Nuclear power in Europe

Other European countries were quicker to phase out nuclear power. Sweden was the forerunner, ending nuclear power shortly after Chernobyl, as was Italy, which also decided to close its last two nuclear power plants following the disaster. In Italy, the decision remained in force; in Sweden, the phase-out was reversed in 1996. Today, six nuclear power plants there produce around 30% of the country’s electricity needs.

Other European countries, such as the Netherlands and Poland plan to expand their nuclear power systems, while Belgium is postponing its planned phase-out. With 57 reactors, France has always been Europe’s leading nuclear power country, and it intends to stay that way. All in all, 13 of 27 EU countries intend using nuclear power in the coming years, with a number expanding their capacities.

First German phase-out in 2002

In 2002, Germany’s then Environment Minister Jürgen Trittin, also of the Green Party, pushed through the country’s first plan to phase out nuclear power. This was then softened by subsequent governments, but the horrific reactor disaster at Fukushima in Japan in 2011 finally sealed the fate of German nuclear power plants. The chancellor at the time, Angela Merkel (CDU), decided: That was it for nuclear energy in Germany.

Today, Trittin is still a member of the Bundestag for the Green Party. “Yes, this is an important day, because it brings a story to an end, namely that of the civilian use of nuclear energy,” he said of this week’s final shutdown. “But it’s not the end of nuclear energy in Germany, we’re still dealing with the fact that we’ll have to safely store the world’s most dangerous waste for a million years,” he told DW.

Arguments for nuclear energy

But is this really it for nuclear energy in Germany? KernD, an association representing the interests of nuclear technology in Germany, told DW that ending nuclear power was not a good idea, in view of an energy crisis that it says has been suppressed, rather than resolved.

“Also, in view of climate policy and the very unfavorable development in electricity generation last year — due to a sharp increase in coal-fired power generation — the shutdown of three functioning nuclear power plants with a low greenhouse gas footprint beggars belief,” a KernD spokesperson said.

“Considering security of supply, environmental and climate protection, as well as competitiveness, more nuclear power would make more sense than none at all.”

Nuclear power around the world

According to the International Atomic Energy Agency (IAEA), there are currently 422 nuclear reactors in operation worldwide, with an average age of about 31 years.


But a recent IAEA report said there was no indication that nuclear was experiencing a renaissance: Nuclear power generation peaked at 17.5% in 1996, and fell below 10% in 2021 — the lowest in four decades.

And Jürgen Trittin notes that no one wants to invest in nuclear power on a large scale “because nuclear power is not competitive.” Building new nuclear power plants is very expensive, often having to be co-financed by public money, and often plagued by delays and local resistance to new projects.

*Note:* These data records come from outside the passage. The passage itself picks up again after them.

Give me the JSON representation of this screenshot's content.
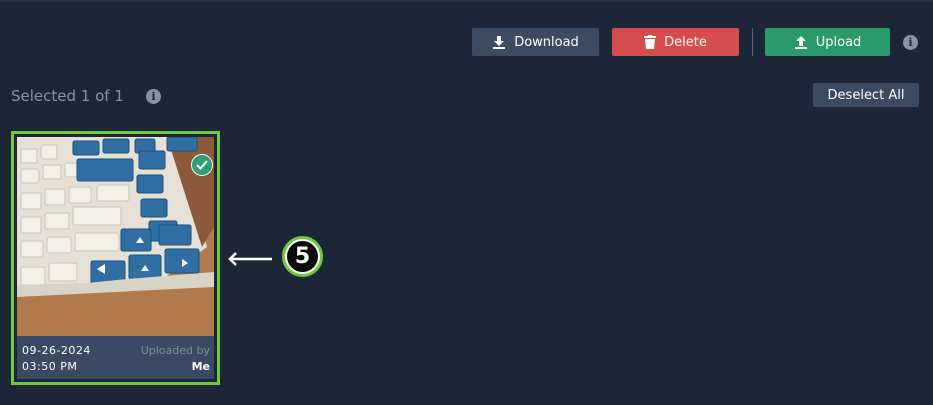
{
  "toolbar": {
    "download_label": "Download",
    "delete_label": "Delete",
    "upload_label": "Upload",
    "info_icon": "i"
  },
  "selection": {
    "status": "Selected 1 of 1",
    "info_icon": "i",
    "deselect_label": "Deselect All"
  },
  "photo": {
    "date": "09-26-2024",
    "time": "03:50 PM",
    "uploaded_by_label": "Uploaded by",
    "uploader": "Me",
    "selected": true,
    "image_description": "keyboard-photo"
  },
  "annotation": {
    "step_number": "5"
  },
  "colors": {
    "background": "#1d2636",
    "download": "#3b4b62",
    "delete": "#d64c4c",
    "upload": "#2b9a6b",
    "selection_border": "#6ecb3f",
    "check": "#2f9e72"
  }
}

Asia expands its nuclear capacity

Nevertheless, China, Russia and in particular are all planning to build new nuclear power plants. China, where there is virtually no civil society to fight new projects, wants to build another 47 plants. China already produces more nuclear power than France.

It is often argued that expanding nuclear power production protects the climate because it emits hardly any carbon dioxide. Even Japan wants to return to more nuclear power, despite the 2001 earthquake that caused several nuclear reactors to rupture in succession, forcing the initial closure of several nuclear power plants.

Since then, however, some reactors have been brought back online. Now the Japanese government has decided: The resource-poor country wants to build new reactors and let its old ones run for up to 70 years. “We must make full use of nuclear energy,” Prime Minister Fumio Kishida declared recently, as if it were his motto. Surveys show that, despite a long period of resistance, support among the Japanese population is gradually increasing.